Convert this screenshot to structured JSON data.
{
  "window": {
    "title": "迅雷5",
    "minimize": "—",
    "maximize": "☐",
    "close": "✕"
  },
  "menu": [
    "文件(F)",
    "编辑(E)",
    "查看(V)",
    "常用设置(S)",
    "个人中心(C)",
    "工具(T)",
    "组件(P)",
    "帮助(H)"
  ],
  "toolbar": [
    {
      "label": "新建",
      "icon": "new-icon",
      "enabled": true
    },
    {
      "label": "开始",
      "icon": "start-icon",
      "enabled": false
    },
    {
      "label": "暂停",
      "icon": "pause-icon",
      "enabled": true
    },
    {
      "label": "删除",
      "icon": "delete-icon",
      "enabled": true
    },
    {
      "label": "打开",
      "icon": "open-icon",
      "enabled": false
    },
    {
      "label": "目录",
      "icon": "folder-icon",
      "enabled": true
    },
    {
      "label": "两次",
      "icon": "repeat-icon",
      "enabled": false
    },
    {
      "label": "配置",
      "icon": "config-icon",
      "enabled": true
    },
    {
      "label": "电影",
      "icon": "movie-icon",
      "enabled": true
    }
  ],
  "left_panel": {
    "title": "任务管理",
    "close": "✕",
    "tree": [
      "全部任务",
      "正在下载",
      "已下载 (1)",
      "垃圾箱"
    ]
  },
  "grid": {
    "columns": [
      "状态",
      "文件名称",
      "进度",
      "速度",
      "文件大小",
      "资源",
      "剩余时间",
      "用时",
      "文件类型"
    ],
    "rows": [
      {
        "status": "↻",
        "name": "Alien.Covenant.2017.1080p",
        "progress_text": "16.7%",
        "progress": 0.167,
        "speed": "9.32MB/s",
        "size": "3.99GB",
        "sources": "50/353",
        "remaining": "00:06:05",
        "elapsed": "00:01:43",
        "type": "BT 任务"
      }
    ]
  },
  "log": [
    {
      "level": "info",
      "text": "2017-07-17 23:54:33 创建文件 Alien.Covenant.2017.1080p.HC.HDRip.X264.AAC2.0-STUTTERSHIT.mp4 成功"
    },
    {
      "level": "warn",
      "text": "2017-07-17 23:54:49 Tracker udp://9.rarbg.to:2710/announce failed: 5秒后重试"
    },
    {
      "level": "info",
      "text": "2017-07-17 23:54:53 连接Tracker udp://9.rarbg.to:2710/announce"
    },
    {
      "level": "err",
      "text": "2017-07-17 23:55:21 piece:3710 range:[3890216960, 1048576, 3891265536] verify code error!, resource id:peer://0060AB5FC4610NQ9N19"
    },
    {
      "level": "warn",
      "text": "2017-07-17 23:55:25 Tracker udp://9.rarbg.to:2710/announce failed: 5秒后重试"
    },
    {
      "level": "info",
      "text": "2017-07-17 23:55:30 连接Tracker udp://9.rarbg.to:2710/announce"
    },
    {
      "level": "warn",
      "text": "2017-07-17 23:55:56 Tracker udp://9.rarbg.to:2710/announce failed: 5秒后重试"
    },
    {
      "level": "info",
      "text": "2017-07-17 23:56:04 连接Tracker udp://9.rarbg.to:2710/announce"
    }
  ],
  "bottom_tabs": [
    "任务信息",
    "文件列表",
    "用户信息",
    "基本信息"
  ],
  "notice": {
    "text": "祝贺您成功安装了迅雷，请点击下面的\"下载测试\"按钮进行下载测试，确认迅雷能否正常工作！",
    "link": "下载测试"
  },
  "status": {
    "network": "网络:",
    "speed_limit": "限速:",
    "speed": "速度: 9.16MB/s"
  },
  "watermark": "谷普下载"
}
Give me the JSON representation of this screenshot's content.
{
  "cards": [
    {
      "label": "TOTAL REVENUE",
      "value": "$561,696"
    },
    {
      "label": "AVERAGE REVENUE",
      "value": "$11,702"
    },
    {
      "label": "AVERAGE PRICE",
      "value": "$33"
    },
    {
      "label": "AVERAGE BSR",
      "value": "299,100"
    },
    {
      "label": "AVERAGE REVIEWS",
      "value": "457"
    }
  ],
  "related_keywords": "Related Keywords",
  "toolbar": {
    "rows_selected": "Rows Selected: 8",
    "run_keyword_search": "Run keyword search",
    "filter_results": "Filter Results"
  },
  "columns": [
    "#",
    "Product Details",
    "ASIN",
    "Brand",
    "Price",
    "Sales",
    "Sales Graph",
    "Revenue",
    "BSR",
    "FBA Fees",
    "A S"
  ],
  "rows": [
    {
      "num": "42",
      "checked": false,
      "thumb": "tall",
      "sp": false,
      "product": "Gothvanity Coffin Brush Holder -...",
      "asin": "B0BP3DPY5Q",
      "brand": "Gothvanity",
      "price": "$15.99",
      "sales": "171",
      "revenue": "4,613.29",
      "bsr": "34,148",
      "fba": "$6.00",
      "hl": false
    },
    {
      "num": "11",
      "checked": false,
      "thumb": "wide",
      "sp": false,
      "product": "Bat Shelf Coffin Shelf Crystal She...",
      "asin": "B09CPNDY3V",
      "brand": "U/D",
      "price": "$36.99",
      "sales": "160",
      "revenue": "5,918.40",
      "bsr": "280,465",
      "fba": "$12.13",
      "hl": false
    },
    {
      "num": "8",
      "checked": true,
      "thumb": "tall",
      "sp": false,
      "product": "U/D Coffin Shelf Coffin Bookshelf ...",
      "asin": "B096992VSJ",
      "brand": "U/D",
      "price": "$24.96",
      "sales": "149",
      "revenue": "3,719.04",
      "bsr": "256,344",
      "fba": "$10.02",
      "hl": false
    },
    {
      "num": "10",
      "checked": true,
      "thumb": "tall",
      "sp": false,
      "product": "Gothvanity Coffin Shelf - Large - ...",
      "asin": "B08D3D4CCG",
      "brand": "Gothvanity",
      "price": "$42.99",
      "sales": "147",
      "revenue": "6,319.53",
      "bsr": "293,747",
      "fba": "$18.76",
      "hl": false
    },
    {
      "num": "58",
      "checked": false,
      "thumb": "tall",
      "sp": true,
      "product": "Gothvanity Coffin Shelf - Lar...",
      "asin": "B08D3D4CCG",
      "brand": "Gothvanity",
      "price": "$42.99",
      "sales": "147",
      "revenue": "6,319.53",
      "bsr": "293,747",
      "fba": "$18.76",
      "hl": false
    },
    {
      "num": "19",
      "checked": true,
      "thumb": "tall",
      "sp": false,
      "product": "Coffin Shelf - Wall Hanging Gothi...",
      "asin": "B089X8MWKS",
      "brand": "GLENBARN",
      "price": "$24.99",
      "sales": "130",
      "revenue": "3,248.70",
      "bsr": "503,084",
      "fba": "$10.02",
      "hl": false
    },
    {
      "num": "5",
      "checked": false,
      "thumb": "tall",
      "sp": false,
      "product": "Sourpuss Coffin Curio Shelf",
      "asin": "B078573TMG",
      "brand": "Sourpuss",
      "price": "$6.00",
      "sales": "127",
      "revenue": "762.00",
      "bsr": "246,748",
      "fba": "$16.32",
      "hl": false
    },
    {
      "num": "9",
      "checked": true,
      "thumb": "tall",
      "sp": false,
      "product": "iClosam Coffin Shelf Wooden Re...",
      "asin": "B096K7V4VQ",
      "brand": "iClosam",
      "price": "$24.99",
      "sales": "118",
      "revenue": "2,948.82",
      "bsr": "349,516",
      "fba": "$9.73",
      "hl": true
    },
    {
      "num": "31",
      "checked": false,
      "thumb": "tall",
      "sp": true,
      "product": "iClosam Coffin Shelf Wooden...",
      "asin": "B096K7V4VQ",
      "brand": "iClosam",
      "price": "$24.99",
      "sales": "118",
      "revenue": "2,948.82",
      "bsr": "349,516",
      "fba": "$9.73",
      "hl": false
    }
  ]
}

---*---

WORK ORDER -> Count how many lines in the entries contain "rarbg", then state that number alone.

RESPONSE AREA -> 6